What can we count on from SPs year after year? Not wins. That's a team stat. Not ERA or whip for the most part either because so much happens between when the ball is hit into play. It's not up to the pitcher if a flyball is a double or an out. Strikeouts, walks and Hrs given up, are much more consistant year after year.
So I looked at K/inn, HR/9 and BB/inn. using last years stats (K/Inn-(Hr/9+BB/Inn). Those pitchers with the largest numbers (gap between Ks and BB+Hrs) give their teams the best chance at a win and should therefore be more consistant year to year. Here's what transpired:
Now I'm not sayin gyou draft Duke over Santana. You have to consider the teams offense and defense of course. But this is very helpful in keeper leagues, I believe. Maybe Toronto didn't overpay for AJ as bad as we'd thought?
This doesn't take into account innings pitched either. But how good would Escobar have been if he wasn't hurt most of the year? You can use this to project how he'll pitch this coming year better than looking at wins and loses.
A few interesting names landed far down on the list:
Prior landed at 54 because he gave up more Hrs per 9 than Ks per inning.
Zito landed at 70 with a negative number - more BB & Ks, than HRS.
I'm sure I'm overlooking a lot of things. Has anyone tried this before? what should I add into my formula?

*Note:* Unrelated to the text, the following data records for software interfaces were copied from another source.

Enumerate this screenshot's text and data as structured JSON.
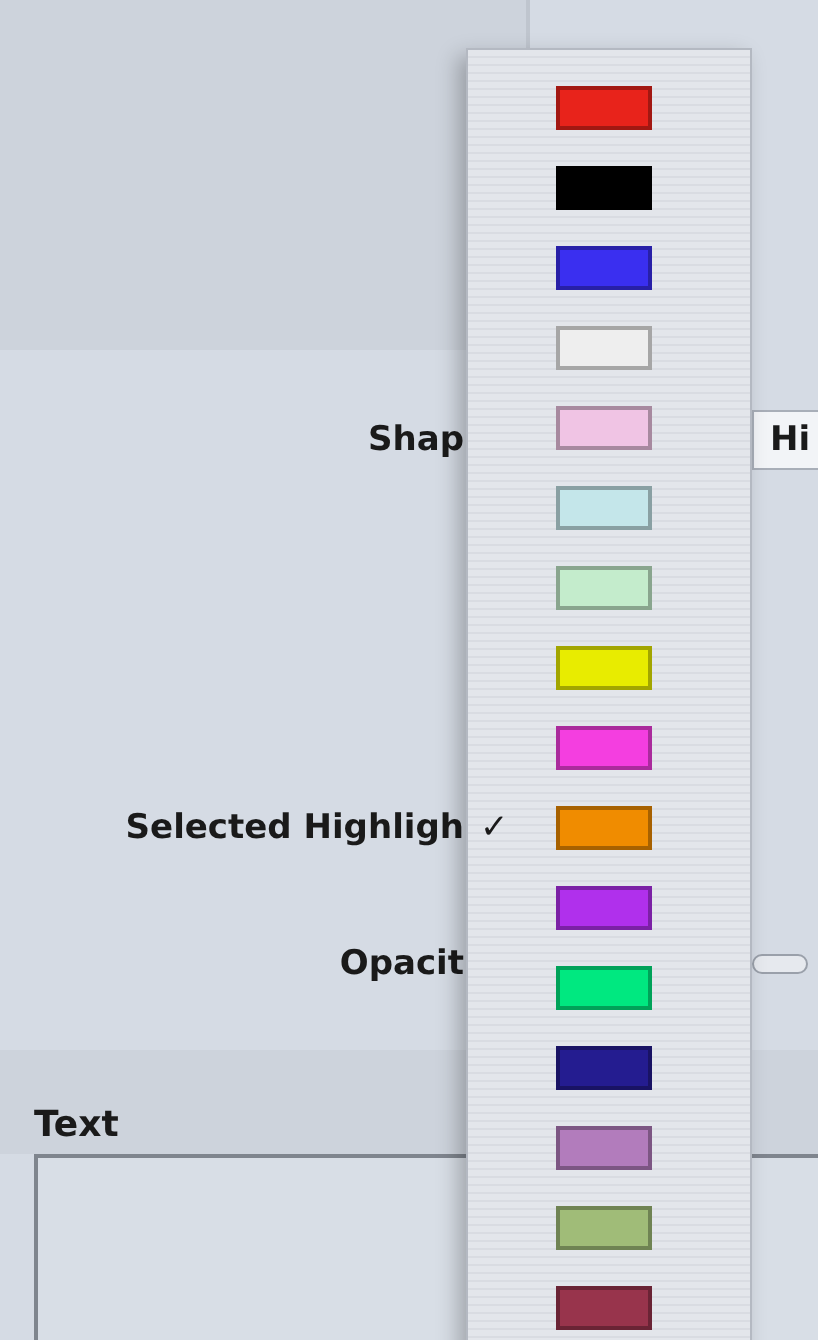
{
  "inspector": {
    "shape_label": "Shap",
    "shape_field_value": "Hi",
    "highlight_label": "Selected Highligh",
    "opacity_label": "Opacit"
  },
  "text_section": {
    "title": "Text"
  },
  "color_menu": {
    "check_mark": "✓",
    "items": [
      {
        "color": "#e8231b",
        "selected": false
      },
      {
        "color": "#000000",
        "selected": false
      },
      {
        "color": "#3a2ff0",
        "selected": false
      },
      {
        "color": "#eeeeee",
        "selected": false
      },
      {
        "color": "#f0c4e4",
        "selected": false
      },
      {
        "color": "#c4e6ea",
        "selected": false
      },
      {
        "color": "#c4eccc",
        "selected": false
      },
      {
        "color": "#e8ec00",
        "selected": false
      },
      {
        "color": "#f43ee0",
        "selected": false
      },
      {
        "color": "#f08c00",
        "selected": true
      },
      {
        "color": "#b030ec",
        "selected": false
      },
      {
        "color": "#00e880",
        "selected": false
      },
      {
        "color": "#241c90",
        "selected": false
      },
      {
        "color": "#b27cbc",
        "selected": false
      },
      {
        "color": "#a0bc78",
        "selected": false
      },
      {
        "color": "#98344c",
        "selected": false
      }
    ]
  }
}
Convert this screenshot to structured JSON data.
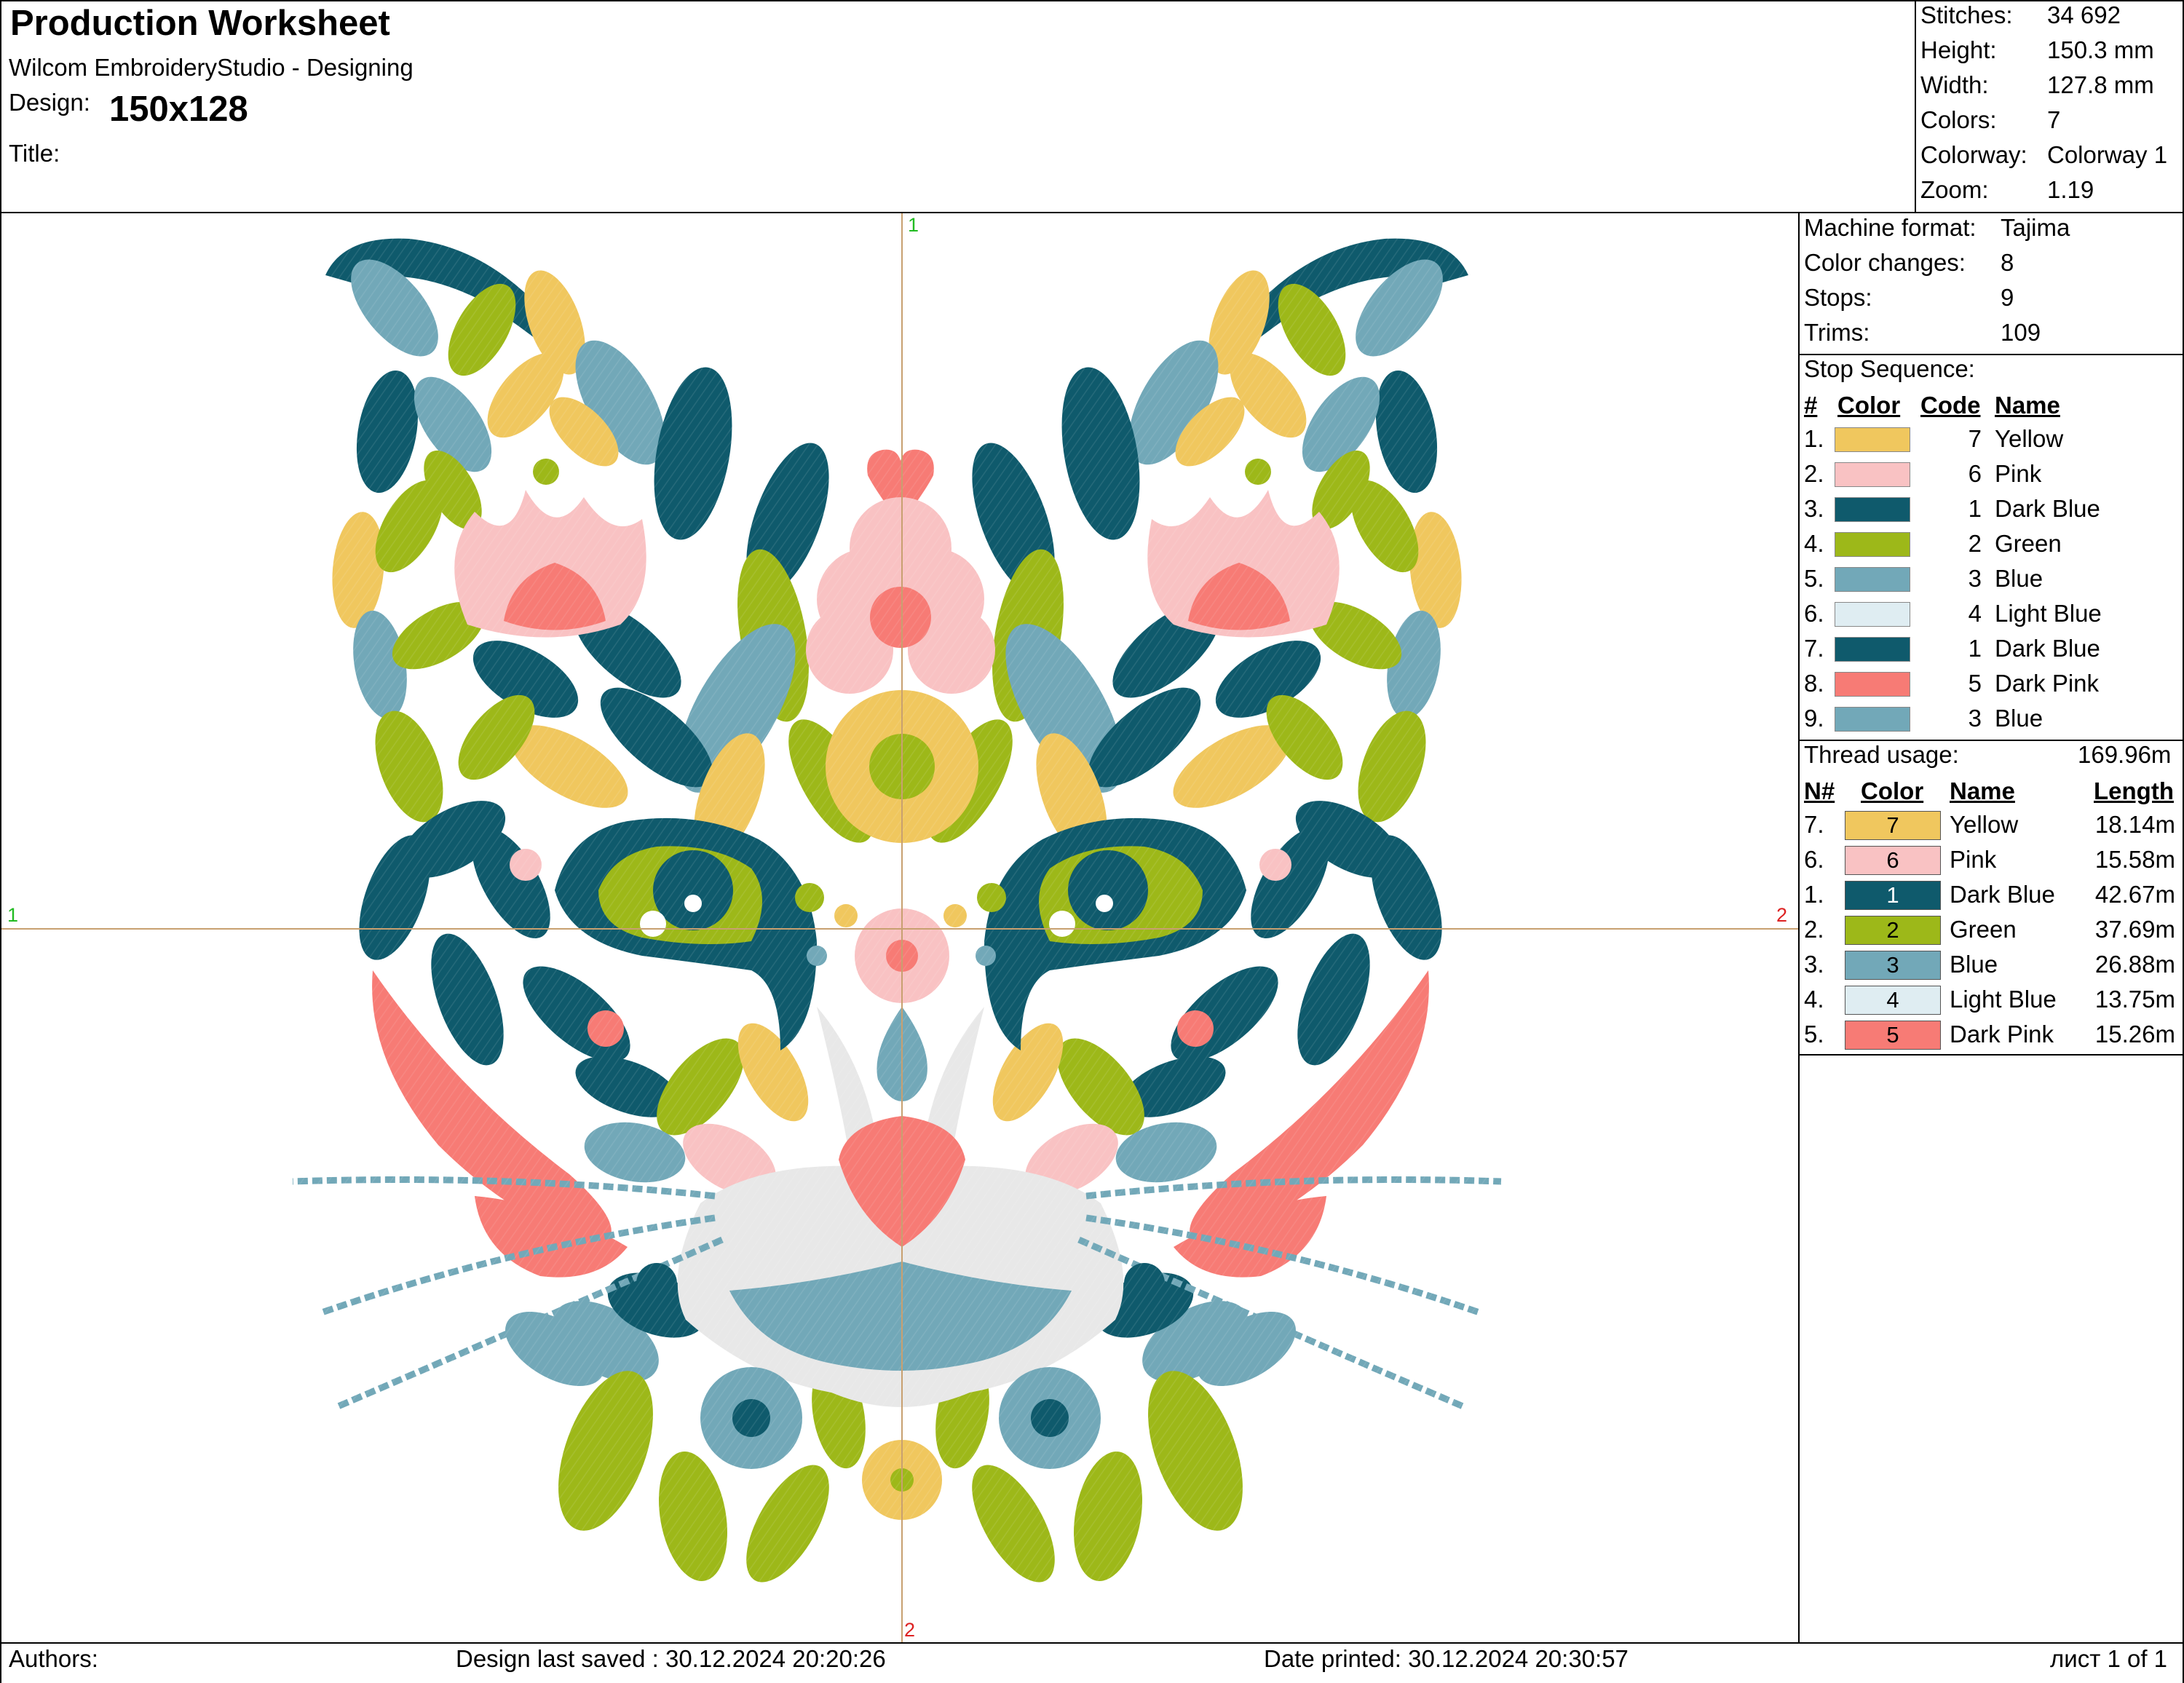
{
  "header": {
    "title": "Production Worksheet",
    "app": "Wilcom EmbroideryStudio - Designing",
    "design_label": "Design:",
    "design_value": "150x128",
    "title_label": "Title:"
  },
  "summary": [
    {
      "label": "Stitches:",
      "value": "34 692"
    },
    {
      "label": "Height:",
      "value": "150.3 mm"
    },
    {
      "label": "Width:",
      "value": "127.8 mm"
    },
    {
      "label": "Colors:",
      "value": "7"
    },
    {
      "label": "Colorway:",
      "value": "Colorway 1"
    },
    {
      "label": "Zoom:",
      "value": "1.19"
    }
  ],
  "machine": [
    {
      "label": "Machine format:",
      "value": "Tajima"
    },
    {
      "label": "Color changes:",
      "value": "8"
    },
    {
      "label": "Stops:",
      "value": "9"
    },
    {
      "label": "Trims:",
      "value": "109"
    }
  ],
  "stop_sequence": {
    "title": "Stop Sequence:",
    "headers": {
      "num": "#",
      "color": "Color",
      "code": "Code",
      "name": "Name"
    },
    "rows": [
      {
        "num": "1.",
        "hex": "#f0c75e",
        "code": "7",
        "name": "Yellow"
      },
      {
        "num": "2.",
        "hex": "#f9c2c3",
        "code": "6",
        "name": "Pink"
      },
      {
        "num": "3.",
        "hex": "#0f5a6c",
        "code": "1",
        "name": "Dark Blue"
      },
      {
        "num": "4.",
        "hex": "#9db819",
        "code": "2",
        "name": "Green"
      },
      {
        "num": "5.",
        "hex": "#72a8b8",
        "code": "3",
        "name": "Blue"
      },
      {
        "num": "6.",
        "hex": "#dfedf2",
        "code": "4",
        "name": "Light Blue"
      },
      {
        "num": "7.",
        "hex": "#0f5a6c",
        "code": "1",
        "name": "Dark Blue"
      },
      {
        "num": "8.",
        "hex": "#f77b75",
        "code": "5",
        "name": "Dark Pink"
      },
      {
        "num": "9.",
        "hex": "#72a8b8",
        "code": "3",
        "name": "Blue"
      }
    ]
  },
  "thread_usage": {
    "title": "Thread usage:",
    "total": "169.96m",
    "headers": {
      "num": "N#",
      "color": "Color",
      "name": "Name",
      "length": "Length"
    },
    "rows": [
      {
        "num": "7.",
        "hex": "#f0c75e",
        "code": "7",
        "name": "Yellow",
        "length": "18.14m",
        "text_color": "#000000"
      },
      {
        "num": "6.",
        "hex": "#f9c2c3",
        "code": "6",
        "name": "Pink",
        "length": "15.58m",
        "text_color": "#000000"
      },
      {
        "num": "1.",
        "hex": "#0f5a6c",
        "code": "1",
        "name": "Dark Blue",
        "length": "42.67m",
        "text_color": "#ffffff"
      },
      {
        "num": "2.",
        "hex": "#9db819",
        "code": "2",
        "name": "Green",
        "length": "37.69m",
        "text_color": "#000000"
      },
      {
        "num": "3.",
        "hex": "#72a8b8",
        "code": "3",
        "name": "Blue",
        "length": "26.88m",
        "text_color": "#000000"
      },
      {
        "num": "4.",
        "hex": "#dfedf2",
        "code": "4",
        "name": "Light Blue",
        "length": "13.75m",
        "text_color": "#000000"
      },
      {
        "num": "5.",
        "hex": "#f77b75",
        "code": "5",
        "name": "Dark Pink",
        "length": "15.26m",
        "text_color": "#000000"
      }
    ]
  },
  "markers": {
    "top": "1",
    "bottom": "2",
    "left": "1",
    "right": "2"
  },
  "footer": {
    "authors": "Authors:",
    "saved": "Design last saved : 30.12.2024 20:20:26",
    "printed": "Date printed: 30.12.2024 20:30:57",
    "page": "лист 1 of 1"
  },
  "palette": {
    "dark_blue": "#0f5a6c",
    "blue": "#72a8b8",
    "light_blue": "#dfedf2",
    "green": "#9db819",
    "yellow": "#f0c75e",
    "pink": "#f9c2c3",
    "dark_pink": "#f77b75",
    "white_thread": "#e8e8e8",
    "guide_line": "#c8a070"
  }
}
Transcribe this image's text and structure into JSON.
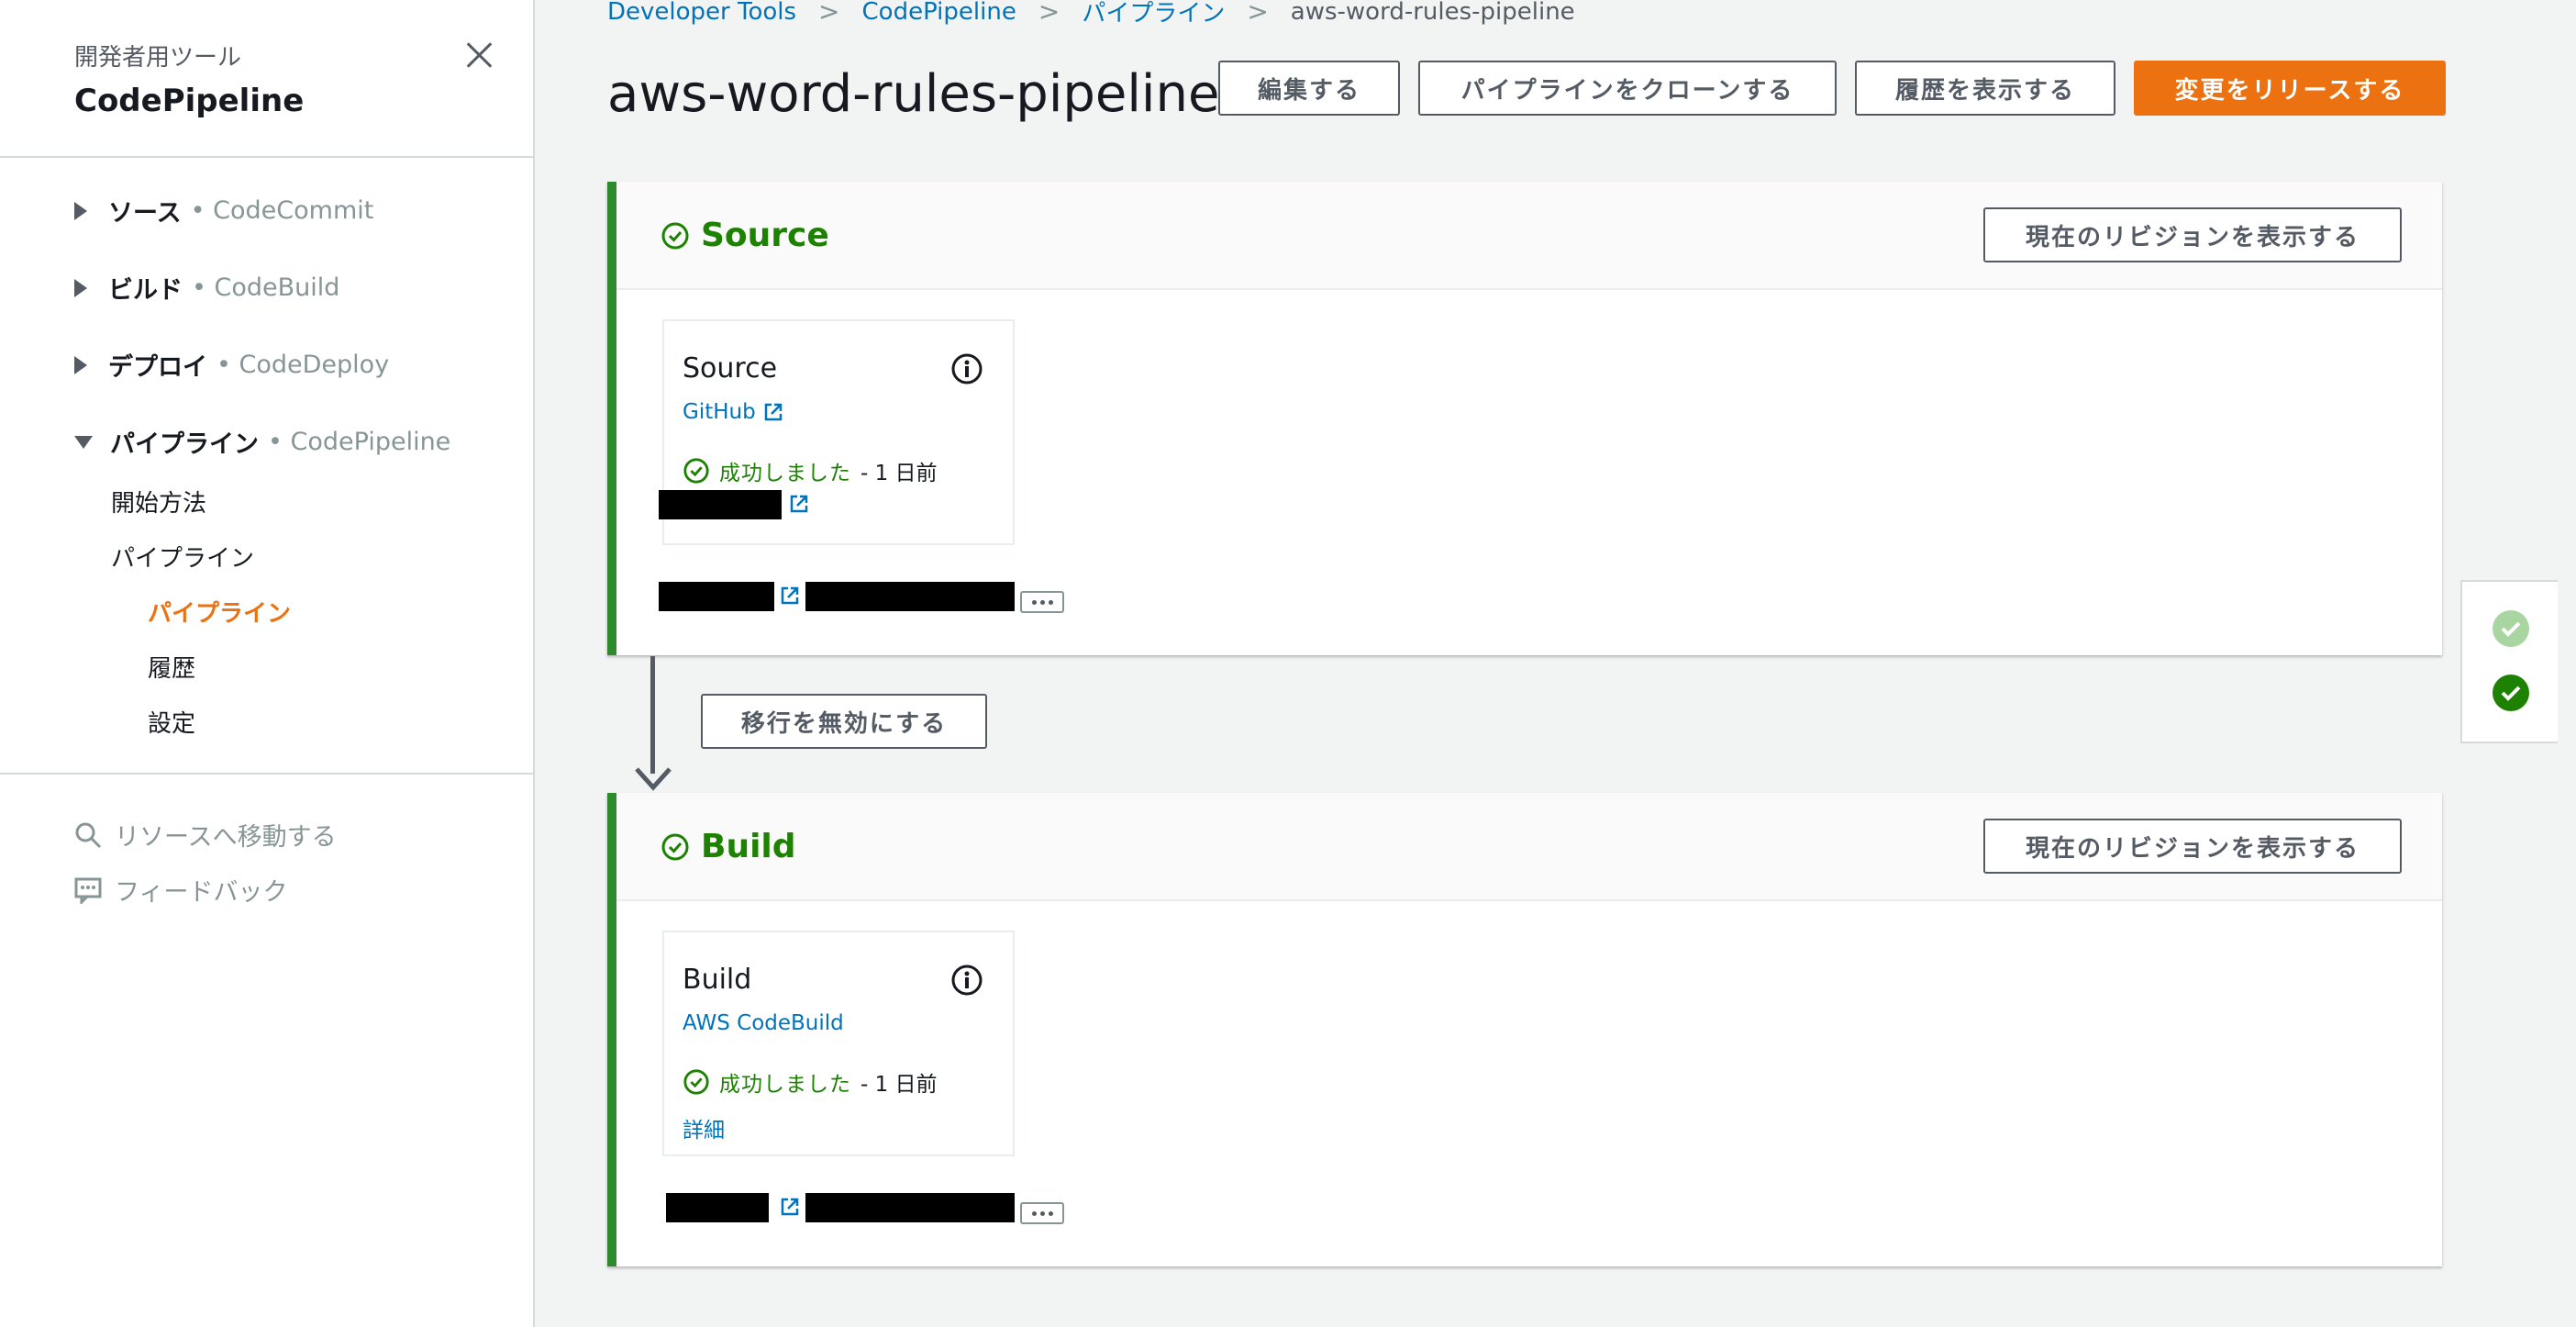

I'd be an idiot not to agree to some extent with this argument, but I think pitchers in some way do have some control over this stat....Pitchers who are good at getting out of trouble and limiting damage, as well as pitchers who limit their pitch count by staying around the strike zone usually post better win totals....To me, the wins statistic is a testament to a pitchers durability, stamina in games, consistancy, and ability to get out of jams.
Jmar wrote:What can we count on from SPs year after year? Not wins. That's a team stat. Not ERA or whip for the most part either because so much happens between when the ball is hit into play. It's not up to the pitcher if a flyball is a double or an out. Strikeouts, walks and Hrs given up, are much more consistant year after year.
I haven't looked up any numbers, but I wouldn't be suprised if WHIP was at least as consistant year to year as was HR allowed. WHIP essentially measures how hard someone is to hit (yes defense plays a part) and how good someone's controll is. Just like defense on whip, there is also some slop/luck built into HR allowed. Take a Padre Dodger or Giant pitcher for example. Given that 2 out of 5 starters miss every 3 game series, it could easily work out that in one year a 6 or 7 of his 8 starts vs the Rockies and DBacks happens in his home park, while in the next all 8 occur in those road launching pads. Look at Peavy's HR/9 in 2003 vs 04 and 05. I think it was close to 3x as high. A couple seasons ago it seemed like every home start Maddux made had the wind blowing out at wrigley, bad luck sure, but my guess is his HR/9 rate was elevated then? All in all I would factor in HR/9 as you do BUT I wouldn't exclude WHIP. I think it's at least as indicative of the pitcher's ability as is his HR rate.
For the sake of the argument, let's assume wins are a team stat.
Here's a bit of fact though: let's look at Greg Maddux, the poster child for getting out of trouble. In 1995 he gave up 22 doubles which was really good. In 1996 he gave up 45. that's pretty bad. When asked about the difference he replied, "luck." (I think I read that in Moneyball). Look at Pedro: 1999- 38 doubles, 2000 - 18. He started 29 games both years. Difference of 5 wins.
I don't know....Generally when I watch baseball, the difference between a double and a single is pretty clear....Doubles are usually scorched down the line or into the gap while singles trickle through the infield or fall in front of the outfielder......I wouldn't chalk up the difference to "luck"....For the most part, doubles are hit alot harder than singles are, and this has something to do with the pitch thrown...
I agree that wins and era have more luck luck involved than does something like HR allowed. What I don't necessarily agree with is that WHIP has any more luck than does HR. Where does "doubles" now come into the discussion??? No one is contesting that K/9 isn't predictable...it is. It's HR/9 that you say is better than WHIP that I have a problem with.
how about the difference between a double and an out? A line drive is scorched down the line for a double - a line drive is scorched down the line and caught by the 3rd basemen who was in a fortunate position when the ball was hit. He took one step to the left as the ball was being thrown and we have an out instead of a double. That's not up to the pitcher.
Jmar wrote:think about it this way: Wins, ERA and WHIP do not exist. how do you value a starting pitcher?
That's what I'm interested in. the value of those three stats is debateable. but let's pretend it's not.
it IS debatable tho, at least as whip is concerned. You posted Pedro's numbers so I looked. His HR/9 is all over the board compared to his WHIP. The more stable stats are K/9 BB/9 and WHIP. HR/9 is EVERYWHERE, even for a longtime dominant stud like Pedro. I can only guess it's more volatile on less accomplished pitchers.